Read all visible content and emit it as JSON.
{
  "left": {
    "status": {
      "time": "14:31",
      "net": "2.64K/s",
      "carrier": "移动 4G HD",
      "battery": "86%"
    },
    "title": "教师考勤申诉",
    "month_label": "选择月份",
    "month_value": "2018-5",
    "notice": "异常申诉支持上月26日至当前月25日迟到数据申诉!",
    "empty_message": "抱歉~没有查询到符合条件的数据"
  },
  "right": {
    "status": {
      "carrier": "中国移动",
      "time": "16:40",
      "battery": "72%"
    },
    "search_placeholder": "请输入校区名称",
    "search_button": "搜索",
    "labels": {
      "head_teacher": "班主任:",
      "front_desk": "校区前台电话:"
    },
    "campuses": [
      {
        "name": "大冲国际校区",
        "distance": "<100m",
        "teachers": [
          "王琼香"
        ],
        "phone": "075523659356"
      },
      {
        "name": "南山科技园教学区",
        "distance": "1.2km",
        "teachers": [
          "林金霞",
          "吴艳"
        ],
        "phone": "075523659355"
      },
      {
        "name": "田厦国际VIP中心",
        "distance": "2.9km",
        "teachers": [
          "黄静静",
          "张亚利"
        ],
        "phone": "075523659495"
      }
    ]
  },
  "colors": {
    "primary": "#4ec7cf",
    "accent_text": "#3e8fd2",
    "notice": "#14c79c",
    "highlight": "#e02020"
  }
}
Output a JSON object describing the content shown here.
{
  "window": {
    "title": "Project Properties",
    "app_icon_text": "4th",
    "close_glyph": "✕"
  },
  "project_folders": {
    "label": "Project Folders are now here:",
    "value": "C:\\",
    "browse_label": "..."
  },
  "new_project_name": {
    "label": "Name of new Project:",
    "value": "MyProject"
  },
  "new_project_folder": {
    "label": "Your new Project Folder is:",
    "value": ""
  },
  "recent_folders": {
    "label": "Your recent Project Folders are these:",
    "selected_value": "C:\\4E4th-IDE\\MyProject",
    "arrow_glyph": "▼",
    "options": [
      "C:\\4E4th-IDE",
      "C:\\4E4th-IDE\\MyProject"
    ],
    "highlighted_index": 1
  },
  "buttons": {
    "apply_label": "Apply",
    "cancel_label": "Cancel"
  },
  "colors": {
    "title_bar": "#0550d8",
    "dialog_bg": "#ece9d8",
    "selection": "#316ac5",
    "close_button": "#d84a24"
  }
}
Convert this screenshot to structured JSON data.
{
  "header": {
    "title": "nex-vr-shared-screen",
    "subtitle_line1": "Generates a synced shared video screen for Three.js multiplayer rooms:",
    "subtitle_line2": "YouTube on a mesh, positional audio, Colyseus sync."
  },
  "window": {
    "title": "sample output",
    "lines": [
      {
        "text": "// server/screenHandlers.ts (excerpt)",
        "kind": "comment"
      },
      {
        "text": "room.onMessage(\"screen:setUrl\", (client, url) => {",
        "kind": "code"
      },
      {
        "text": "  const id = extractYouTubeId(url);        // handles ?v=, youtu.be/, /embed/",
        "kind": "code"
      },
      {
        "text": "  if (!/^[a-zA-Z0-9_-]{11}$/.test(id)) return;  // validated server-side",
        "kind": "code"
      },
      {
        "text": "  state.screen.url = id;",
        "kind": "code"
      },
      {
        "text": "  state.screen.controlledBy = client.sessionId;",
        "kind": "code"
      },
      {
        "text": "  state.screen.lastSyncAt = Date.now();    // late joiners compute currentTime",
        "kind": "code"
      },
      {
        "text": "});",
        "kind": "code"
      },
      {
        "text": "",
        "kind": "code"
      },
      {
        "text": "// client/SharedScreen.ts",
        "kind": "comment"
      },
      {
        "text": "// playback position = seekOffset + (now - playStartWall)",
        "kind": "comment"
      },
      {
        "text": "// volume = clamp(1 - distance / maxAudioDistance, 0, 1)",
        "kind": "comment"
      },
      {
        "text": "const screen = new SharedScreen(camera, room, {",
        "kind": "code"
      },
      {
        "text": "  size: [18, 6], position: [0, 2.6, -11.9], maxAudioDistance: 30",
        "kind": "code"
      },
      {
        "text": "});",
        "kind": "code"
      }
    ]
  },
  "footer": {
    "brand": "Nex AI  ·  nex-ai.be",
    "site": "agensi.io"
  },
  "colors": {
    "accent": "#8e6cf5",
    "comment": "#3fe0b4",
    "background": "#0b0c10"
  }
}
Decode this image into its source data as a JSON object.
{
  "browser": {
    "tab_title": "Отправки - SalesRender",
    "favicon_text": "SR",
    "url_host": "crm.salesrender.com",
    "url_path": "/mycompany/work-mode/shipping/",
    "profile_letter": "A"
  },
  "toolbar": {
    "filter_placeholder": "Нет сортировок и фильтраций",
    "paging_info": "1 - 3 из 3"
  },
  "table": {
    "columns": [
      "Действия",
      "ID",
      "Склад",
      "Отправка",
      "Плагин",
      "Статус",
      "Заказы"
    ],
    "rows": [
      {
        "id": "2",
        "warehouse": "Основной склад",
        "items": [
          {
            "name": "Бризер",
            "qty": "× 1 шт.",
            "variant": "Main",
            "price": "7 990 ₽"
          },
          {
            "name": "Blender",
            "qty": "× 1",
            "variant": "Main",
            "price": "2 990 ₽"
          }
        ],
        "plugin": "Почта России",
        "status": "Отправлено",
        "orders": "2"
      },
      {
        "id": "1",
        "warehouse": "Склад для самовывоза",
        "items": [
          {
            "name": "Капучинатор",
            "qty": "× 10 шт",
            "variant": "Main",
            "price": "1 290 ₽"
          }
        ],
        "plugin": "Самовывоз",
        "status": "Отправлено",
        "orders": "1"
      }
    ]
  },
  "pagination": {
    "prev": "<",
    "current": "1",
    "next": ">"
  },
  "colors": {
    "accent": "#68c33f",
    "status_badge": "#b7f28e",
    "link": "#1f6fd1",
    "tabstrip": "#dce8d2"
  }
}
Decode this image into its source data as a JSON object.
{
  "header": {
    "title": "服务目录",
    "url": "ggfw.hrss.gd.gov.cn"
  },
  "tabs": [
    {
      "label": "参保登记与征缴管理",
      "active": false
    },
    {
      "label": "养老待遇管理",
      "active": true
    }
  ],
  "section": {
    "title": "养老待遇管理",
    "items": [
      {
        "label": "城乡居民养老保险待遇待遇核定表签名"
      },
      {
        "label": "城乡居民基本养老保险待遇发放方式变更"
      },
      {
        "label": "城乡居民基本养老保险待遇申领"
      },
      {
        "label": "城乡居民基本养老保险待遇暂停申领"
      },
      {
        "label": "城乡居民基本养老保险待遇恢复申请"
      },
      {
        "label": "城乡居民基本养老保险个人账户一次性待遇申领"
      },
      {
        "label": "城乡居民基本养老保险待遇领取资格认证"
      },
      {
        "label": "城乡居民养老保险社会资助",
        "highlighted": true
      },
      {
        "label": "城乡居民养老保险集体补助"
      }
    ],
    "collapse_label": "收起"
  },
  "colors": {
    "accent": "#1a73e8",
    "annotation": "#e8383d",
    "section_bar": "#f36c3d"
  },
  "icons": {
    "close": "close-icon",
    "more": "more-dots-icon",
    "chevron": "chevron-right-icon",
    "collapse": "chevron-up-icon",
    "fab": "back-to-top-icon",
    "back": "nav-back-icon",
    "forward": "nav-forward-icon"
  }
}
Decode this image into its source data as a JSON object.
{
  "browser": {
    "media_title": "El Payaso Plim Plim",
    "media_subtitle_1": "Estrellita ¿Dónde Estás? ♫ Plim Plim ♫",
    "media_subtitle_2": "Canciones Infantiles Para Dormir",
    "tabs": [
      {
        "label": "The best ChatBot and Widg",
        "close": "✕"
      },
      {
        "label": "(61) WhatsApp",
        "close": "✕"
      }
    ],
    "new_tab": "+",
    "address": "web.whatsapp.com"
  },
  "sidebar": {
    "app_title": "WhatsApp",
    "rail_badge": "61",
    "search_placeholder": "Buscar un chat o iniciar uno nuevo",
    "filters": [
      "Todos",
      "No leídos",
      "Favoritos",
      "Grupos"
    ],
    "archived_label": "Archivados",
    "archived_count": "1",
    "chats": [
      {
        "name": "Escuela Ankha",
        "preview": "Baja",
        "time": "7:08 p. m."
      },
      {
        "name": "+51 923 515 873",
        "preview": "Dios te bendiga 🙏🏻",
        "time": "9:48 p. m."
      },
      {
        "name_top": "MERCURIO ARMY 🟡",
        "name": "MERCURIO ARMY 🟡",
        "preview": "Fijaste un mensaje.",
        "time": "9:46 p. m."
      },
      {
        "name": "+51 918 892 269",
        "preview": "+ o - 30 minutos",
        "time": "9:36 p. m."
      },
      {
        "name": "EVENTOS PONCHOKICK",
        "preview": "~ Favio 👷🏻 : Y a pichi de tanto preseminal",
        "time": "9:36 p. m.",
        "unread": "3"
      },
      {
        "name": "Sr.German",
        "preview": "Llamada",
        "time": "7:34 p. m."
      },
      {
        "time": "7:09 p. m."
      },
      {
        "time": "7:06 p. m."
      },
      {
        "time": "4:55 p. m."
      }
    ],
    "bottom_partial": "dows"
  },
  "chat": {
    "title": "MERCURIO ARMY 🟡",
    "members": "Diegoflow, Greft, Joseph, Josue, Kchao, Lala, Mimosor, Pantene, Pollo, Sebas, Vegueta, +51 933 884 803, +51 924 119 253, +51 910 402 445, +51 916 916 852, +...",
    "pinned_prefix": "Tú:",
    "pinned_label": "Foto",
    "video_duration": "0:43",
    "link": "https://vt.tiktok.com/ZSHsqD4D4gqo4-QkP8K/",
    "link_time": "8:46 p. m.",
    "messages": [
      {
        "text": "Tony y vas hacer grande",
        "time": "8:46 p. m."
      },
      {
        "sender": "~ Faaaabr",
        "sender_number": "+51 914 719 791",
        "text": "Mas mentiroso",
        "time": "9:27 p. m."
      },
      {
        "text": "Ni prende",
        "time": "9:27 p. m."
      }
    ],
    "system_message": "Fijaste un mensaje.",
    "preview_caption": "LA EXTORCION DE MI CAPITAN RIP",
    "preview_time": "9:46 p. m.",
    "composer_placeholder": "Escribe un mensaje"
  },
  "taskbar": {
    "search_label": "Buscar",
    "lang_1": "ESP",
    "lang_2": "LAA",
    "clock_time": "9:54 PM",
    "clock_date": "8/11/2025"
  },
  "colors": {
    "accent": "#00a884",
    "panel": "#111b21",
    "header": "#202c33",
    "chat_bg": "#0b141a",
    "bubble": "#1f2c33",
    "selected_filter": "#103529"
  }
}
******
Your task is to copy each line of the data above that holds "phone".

        "phone": "075523659356"
        "phone": "075523659355"
        "phone": "075523659495"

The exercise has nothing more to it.